London police issued an update on the devastating fire that ravaged Grenfell Tower earlier this week, indicating that some 58 people have died or are presumed missing.
Commander Stuart Cundy told the BBC that figure could increase, and there have been several reports indicating that at least 70 people may have died.
The rescue and recovery operation at the block of flats has resumed as of this weekend, he added.
On Sunday, Chancellor Philip Hammond said that cladding used on Grenfell Tower, which has been blamed for the rapid spreading of the fire, is actually banned in the United Kingdom.
“My understanding is the cladding in question, this flammable cladding which is banned in Europe and the US, is also banned here,” he said, The Guardian reported.
“So there are two separate questions. One: are our regulations correct, do they permit the right kind of materials and ban the wrong kind of materials? The second question is: were they correctly complied with?
“That will be a subject that the inquiry will look at. It will also be a subject that the criminal investigation will be looking at.”
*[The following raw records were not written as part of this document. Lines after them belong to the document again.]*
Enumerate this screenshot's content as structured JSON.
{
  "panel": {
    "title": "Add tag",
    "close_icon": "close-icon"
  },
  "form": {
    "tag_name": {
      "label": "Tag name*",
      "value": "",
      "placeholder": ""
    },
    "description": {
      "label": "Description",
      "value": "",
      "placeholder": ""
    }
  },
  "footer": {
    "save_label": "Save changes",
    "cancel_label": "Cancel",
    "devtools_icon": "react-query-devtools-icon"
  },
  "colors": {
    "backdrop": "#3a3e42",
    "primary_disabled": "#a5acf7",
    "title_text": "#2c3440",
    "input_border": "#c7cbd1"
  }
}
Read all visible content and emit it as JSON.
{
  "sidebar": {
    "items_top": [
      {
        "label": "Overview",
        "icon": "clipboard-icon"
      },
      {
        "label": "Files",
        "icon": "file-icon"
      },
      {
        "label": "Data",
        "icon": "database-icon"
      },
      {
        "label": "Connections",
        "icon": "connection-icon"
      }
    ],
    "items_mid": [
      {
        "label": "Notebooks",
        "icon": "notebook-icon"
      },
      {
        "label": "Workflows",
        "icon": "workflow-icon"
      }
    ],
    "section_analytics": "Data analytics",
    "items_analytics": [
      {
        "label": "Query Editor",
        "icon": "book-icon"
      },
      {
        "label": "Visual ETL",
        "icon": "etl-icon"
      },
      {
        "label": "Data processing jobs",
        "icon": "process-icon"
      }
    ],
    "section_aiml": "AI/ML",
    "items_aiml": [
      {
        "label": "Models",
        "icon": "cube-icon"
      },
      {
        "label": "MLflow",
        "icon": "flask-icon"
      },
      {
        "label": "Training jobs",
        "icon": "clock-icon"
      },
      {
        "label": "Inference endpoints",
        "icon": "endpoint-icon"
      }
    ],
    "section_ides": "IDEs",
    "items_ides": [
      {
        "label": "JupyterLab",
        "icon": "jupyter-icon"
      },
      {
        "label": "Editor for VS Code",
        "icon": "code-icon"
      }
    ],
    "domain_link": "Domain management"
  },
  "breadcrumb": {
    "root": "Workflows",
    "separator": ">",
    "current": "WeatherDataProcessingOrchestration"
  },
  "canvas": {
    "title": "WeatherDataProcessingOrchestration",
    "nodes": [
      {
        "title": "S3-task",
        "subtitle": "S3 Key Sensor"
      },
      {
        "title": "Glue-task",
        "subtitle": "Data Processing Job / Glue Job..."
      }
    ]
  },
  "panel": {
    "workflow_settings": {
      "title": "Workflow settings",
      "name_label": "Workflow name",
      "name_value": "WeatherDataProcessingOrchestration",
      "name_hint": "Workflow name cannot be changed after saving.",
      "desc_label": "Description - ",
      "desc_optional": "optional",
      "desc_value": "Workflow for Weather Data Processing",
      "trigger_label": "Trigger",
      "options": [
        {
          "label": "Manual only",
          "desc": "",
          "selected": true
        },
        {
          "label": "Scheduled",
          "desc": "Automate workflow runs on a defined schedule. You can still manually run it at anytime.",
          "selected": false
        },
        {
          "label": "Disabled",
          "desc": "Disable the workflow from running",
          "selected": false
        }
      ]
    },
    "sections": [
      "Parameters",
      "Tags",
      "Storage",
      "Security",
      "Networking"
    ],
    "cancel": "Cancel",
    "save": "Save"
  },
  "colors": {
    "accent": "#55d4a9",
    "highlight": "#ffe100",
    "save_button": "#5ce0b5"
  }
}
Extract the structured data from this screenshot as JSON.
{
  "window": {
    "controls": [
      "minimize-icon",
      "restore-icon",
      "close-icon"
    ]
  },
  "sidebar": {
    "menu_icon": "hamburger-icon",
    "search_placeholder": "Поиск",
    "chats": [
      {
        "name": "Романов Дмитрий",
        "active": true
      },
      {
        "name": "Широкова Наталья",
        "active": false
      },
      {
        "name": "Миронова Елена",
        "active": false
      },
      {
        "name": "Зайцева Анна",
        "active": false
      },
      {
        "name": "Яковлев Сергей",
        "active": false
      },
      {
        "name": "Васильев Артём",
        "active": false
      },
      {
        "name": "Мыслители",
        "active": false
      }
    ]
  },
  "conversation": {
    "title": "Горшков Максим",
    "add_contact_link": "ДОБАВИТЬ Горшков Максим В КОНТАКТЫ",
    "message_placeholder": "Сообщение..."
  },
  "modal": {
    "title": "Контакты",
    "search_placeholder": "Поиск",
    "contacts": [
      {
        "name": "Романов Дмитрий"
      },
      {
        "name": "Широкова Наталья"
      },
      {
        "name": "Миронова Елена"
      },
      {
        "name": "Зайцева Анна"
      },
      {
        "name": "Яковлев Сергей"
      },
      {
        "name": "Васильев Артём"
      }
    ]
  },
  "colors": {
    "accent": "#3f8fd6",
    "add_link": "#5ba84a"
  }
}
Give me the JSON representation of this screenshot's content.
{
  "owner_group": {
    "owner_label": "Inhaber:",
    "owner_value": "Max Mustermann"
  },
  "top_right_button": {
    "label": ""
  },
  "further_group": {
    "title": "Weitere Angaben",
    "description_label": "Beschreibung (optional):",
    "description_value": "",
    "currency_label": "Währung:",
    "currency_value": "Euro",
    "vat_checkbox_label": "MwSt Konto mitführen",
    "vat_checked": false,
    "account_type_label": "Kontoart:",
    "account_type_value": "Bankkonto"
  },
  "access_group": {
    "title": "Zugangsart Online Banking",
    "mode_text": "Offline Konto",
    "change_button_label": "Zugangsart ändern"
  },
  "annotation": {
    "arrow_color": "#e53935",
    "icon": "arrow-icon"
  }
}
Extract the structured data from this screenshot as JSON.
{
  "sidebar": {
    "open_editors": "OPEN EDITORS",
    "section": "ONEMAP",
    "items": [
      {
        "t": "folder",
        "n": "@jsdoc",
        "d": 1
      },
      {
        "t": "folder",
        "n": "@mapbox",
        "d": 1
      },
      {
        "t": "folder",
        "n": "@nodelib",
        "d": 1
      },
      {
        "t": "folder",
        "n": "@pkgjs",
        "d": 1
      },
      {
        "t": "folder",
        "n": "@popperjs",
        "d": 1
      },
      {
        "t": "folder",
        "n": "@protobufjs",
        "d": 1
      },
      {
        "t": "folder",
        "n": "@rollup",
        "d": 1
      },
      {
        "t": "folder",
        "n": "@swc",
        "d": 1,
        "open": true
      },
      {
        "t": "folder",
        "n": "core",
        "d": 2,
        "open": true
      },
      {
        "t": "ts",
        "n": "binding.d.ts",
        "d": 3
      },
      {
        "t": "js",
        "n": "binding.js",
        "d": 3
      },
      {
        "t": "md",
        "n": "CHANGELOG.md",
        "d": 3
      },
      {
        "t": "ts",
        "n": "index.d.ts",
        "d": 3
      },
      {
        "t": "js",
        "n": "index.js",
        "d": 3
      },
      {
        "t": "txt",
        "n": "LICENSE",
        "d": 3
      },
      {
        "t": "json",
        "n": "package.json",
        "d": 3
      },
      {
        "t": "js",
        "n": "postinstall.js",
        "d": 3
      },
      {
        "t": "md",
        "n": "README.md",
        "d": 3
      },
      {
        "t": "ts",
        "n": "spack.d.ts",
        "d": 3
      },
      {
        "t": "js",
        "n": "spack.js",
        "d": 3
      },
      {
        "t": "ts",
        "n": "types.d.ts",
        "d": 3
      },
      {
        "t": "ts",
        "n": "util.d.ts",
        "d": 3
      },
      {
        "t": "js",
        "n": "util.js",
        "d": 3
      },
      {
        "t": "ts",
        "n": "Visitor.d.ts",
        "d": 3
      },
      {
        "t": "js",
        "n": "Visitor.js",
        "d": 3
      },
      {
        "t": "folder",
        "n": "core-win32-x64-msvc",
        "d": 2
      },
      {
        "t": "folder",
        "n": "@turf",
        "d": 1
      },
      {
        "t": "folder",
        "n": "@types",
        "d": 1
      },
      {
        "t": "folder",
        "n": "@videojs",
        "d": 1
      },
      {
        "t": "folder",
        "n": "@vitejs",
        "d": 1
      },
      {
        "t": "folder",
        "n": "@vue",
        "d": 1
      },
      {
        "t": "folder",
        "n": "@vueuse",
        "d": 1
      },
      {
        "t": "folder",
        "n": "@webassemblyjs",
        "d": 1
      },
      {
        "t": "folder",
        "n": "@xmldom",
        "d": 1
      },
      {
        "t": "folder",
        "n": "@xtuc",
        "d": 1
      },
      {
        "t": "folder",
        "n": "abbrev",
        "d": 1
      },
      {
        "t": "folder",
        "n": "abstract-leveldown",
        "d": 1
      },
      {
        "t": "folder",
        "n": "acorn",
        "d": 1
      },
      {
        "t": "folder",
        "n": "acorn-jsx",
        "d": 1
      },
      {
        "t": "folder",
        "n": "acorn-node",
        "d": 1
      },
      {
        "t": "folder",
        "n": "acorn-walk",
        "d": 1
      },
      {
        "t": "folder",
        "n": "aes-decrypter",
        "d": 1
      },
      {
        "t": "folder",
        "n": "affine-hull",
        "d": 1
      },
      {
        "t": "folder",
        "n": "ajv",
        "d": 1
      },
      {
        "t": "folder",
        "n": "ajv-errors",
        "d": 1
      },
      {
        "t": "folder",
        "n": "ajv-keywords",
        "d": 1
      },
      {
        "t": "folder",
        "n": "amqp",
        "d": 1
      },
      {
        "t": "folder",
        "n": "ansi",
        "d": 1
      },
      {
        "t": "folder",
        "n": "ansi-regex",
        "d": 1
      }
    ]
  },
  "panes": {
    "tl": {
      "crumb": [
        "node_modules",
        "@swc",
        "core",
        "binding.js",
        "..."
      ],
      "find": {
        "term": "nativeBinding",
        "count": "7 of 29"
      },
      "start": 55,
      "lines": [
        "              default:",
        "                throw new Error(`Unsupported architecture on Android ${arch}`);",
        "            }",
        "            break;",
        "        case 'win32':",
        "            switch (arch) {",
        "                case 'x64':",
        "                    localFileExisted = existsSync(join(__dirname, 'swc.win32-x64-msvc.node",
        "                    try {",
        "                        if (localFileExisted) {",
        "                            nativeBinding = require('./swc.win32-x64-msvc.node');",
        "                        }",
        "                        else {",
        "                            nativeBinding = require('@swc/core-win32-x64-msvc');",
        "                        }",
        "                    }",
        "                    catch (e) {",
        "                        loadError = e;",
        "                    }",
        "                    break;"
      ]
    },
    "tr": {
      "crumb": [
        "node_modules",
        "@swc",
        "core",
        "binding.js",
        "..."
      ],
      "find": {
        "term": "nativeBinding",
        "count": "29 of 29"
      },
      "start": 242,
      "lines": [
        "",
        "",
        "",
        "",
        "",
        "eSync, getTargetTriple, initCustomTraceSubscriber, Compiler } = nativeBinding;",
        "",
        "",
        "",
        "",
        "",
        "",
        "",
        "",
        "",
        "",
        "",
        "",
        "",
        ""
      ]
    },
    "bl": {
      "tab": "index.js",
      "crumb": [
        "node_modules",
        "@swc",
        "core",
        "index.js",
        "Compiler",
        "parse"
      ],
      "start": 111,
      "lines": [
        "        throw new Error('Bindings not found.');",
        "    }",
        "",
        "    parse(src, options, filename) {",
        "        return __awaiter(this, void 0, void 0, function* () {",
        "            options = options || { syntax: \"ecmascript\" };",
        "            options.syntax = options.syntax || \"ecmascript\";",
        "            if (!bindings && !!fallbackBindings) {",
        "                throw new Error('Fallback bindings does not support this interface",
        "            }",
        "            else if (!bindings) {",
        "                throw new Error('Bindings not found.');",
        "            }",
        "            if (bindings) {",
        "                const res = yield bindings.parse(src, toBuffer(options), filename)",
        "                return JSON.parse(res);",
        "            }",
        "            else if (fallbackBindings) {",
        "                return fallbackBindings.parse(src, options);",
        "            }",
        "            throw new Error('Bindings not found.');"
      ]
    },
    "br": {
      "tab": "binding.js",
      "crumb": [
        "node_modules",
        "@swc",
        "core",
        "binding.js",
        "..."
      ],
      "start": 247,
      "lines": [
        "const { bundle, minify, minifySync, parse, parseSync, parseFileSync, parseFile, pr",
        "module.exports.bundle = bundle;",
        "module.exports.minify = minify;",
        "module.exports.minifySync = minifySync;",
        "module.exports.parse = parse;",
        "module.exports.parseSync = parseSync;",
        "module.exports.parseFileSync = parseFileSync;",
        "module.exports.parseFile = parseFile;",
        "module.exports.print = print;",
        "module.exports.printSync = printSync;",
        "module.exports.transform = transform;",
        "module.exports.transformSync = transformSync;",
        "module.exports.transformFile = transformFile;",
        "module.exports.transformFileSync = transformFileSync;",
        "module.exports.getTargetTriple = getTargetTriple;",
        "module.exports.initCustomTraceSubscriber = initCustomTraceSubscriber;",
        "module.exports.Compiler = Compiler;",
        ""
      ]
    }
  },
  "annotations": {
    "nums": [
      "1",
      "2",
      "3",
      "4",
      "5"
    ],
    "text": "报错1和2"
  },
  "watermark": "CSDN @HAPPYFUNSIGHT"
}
The former director of public prosecutions in the country, Sir Keir Starmer, indicated that a criminal investigation into the disaster is underway. Manslaughter charges could be pending.
“I spoke to the DPP yesterday and there are prosecutors already in advising the police. So the criminal investigation really has to come first,” he was quoted by the Telegraph as saying.
“Normally an inquest will only take place at the end of the criminal investigation, so the idea of an inquiry is important because that can, in some circumstances, happen much more quickly and I think speed is of the essence here.”
In a rare statement, Queen Elizabeth II said that she was “profoundly struck by the immediate inclination of people throughout the country to offer comfort and support to those in desperate need.”
“Put to the test, the United Kingdom has been resolute in the face of adversity,” she said.